“We don’t have numbers of, you know, Black federal workers’ wealth versus white federal workers’ wealth. It’s probably much closer than the broader disparity,” he added. “But, you know, overall Black Americans are less likely to have friends, family, networks, access to credit. You know, you name it. Things that will help you survive a period without a paycheck, they’re less likely to have it.”
Lartey also noted that there’s no precedent for government contractors to receive back pay when the shutdown ends. Thus, no one fully knows if they will receive income for the weeks that they were furloughed. And since Black-owned firms make up 11.7 percent of registered federal contractors, by and large, these minority companies are going to be hit harder than others.

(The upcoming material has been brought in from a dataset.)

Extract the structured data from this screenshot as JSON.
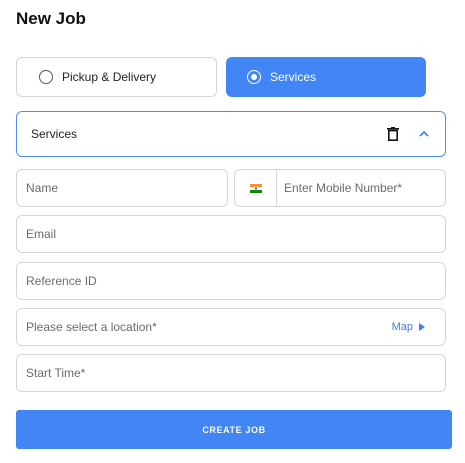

The Business Insider also notes that the shutdown is not the only financial woe that America has to worry about. The U.S. is also dealing with the negative effect of the US-China trade war, stock prices falling, a slowdown in international growth, and conflict about the debt ceiling.
Jamie Dimon, JPMorgan’s CEO, said the shutdown was a serious problem for the U.S. economy and cited research that found U.S. GDP growth could go to zero if the shutdown continued.
Financial services company, Standard & Poor’s, also stated the cost of the shutdown could soon equal Trump’s demand for $5.7 billion to build a wall along the US-Mexico border, reported by Vox.
“The longer this shutdown drags on, the more collateral damage the economy will suffer,” analysts at Standard & Poor’s reported.